U.S. President George Bush is again calling on opposition Democrats in
Congress to expand offshore oil drilling. VOA White House Correspondent
Scott Stearns reports, high energy prices are a big part of this year's
When lawmakers return to work next month, President Bush says they should allow for more offshore oil drilling. In his weekly radio address, he says he has lifted executive limits on that drilling and it is time for Congress to end its offshore ban.
"This exploration is now banned by a provision included in the annual interior appropriations bill," the president said. "When Congress returns they should remove this restriction so we can get these vast oil resources from the ocean floor to your gas tank."
Democrats say they generally support more offshore drilling but want oil companies to start by exploring the more than 27 million hectares of land they are already leasing from the federal government.
In the Democratic radio address, New Hampshire Senate candidate Jeanne Shaheen says President Bush and his Republican party have driven America's economy into the ground.
"They have protected billions in tax give-aways for big oil and tax loopholes for businesses who ship jobs overseas rather than making a serious commitment to the development of clean alternative energy that can transform our economy and create thousands of new jobs," she said.
Public opinion polls show many voters are concerned about high energy prices, so that is a part of this year's presidential campaign.
The Republican Party's national committee is running a television commercial backing the president's call for more offshore drilling.
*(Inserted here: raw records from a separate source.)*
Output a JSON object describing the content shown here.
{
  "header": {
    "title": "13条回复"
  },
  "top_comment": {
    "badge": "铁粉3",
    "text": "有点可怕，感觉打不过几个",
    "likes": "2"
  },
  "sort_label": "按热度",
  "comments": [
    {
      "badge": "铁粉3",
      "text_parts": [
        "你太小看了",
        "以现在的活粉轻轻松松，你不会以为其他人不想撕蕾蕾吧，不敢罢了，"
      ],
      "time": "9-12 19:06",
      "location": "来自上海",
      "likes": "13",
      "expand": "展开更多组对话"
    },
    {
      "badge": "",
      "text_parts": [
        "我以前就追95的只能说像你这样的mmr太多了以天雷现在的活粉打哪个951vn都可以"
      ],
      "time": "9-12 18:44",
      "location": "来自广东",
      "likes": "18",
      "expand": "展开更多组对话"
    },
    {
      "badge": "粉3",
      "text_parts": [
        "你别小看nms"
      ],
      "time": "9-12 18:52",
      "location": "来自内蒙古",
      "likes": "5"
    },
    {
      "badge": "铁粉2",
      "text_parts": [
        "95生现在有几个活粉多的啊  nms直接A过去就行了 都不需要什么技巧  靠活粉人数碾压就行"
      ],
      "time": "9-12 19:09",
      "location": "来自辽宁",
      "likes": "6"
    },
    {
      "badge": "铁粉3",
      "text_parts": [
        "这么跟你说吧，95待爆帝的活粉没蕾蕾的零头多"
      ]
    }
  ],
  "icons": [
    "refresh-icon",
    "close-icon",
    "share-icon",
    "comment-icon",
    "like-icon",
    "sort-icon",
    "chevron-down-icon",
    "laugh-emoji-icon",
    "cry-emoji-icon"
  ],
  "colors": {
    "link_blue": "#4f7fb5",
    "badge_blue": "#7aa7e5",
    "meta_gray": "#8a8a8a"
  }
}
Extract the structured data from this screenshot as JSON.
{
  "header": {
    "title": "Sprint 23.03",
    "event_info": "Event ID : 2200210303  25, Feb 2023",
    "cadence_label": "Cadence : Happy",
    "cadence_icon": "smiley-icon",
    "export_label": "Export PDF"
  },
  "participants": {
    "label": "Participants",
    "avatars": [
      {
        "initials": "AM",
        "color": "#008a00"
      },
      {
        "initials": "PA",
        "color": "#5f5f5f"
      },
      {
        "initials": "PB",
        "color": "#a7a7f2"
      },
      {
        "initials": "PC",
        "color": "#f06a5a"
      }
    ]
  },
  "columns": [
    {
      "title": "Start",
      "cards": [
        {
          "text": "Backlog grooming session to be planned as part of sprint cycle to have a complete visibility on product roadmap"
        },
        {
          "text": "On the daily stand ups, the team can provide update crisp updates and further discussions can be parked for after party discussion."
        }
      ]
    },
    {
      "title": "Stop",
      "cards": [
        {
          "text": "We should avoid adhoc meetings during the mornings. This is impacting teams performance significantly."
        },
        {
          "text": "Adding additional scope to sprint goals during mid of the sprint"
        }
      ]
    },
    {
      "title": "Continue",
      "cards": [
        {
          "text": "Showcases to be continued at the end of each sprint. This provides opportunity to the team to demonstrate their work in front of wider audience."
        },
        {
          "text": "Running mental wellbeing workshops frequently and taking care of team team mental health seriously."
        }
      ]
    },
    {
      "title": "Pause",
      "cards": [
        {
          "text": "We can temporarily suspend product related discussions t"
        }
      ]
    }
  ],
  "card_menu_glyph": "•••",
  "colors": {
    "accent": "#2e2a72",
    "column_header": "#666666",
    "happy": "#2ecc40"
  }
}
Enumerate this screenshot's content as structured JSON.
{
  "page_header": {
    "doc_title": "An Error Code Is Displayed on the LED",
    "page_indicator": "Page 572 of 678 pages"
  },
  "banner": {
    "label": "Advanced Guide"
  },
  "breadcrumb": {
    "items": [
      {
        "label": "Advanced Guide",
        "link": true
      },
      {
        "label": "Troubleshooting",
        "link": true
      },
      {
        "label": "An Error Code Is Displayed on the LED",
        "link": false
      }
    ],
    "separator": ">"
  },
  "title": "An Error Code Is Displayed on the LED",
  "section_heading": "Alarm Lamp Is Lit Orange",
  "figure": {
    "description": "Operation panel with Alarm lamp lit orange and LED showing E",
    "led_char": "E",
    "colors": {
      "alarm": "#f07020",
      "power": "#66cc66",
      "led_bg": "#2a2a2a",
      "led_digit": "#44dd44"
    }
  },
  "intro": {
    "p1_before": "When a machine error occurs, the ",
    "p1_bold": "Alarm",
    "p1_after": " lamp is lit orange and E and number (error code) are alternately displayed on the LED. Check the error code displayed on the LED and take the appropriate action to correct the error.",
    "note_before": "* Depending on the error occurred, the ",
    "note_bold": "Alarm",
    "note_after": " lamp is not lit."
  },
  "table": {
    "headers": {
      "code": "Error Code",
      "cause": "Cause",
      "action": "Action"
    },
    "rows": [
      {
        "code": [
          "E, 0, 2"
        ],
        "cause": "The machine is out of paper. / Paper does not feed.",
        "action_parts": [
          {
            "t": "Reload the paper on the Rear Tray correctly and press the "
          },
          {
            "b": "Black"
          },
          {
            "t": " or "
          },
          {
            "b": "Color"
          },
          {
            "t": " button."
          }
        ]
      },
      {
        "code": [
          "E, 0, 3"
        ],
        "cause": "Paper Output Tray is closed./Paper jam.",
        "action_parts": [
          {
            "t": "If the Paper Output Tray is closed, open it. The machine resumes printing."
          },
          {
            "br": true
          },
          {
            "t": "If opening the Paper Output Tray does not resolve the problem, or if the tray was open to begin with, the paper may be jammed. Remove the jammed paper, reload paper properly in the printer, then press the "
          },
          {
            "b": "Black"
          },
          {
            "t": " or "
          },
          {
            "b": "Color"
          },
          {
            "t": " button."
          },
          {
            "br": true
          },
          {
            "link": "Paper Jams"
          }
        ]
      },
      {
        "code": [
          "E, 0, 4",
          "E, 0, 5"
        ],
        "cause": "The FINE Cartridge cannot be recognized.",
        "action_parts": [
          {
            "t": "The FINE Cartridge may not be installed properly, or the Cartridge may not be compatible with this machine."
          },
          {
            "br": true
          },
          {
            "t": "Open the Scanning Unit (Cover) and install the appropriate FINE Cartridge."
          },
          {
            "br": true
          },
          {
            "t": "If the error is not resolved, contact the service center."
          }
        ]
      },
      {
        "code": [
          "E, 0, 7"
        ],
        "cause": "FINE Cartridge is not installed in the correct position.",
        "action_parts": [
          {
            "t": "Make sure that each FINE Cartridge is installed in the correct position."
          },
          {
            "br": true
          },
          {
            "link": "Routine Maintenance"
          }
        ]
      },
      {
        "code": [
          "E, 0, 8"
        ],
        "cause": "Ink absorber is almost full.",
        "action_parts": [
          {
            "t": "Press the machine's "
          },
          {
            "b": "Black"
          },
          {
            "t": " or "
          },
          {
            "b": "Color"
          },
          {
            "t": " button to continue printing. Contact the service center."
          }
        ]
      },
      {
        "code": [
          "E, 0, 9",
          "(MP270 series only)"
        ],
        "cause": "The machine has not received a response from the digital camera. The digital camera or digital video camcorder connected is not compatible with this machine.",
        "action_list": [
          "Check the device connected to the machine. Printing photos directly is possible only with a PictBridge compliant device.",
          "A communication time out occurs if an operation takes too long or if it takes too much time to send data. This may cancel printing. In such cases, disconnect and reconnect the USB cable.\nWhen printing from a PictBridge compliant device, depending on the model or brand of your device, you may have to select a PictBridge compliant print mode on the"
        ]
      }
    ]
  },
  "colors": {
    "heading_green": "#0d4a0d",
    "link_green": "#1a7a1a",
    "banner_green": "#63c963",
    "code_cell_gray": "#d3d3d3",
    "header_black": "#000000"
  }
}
The Republican ad champions the energy policy of its presidential candidate, Arizona Senator John McCain, over the Democratic opponent, Illinois Senator Barrack Obama.
The Obama campaign is running a commercial that seeks to link McCain with President Bush and what Obama says is a White House that has been too close to big oil companies.
A public opinion poll by CBS News and The New York Times this past week asked voters what is the most important thing for them in deciding the next president. Forty percent said the economy and jobs. Gas prices and energy policy tied for second with the war in Iraq at 15 percent.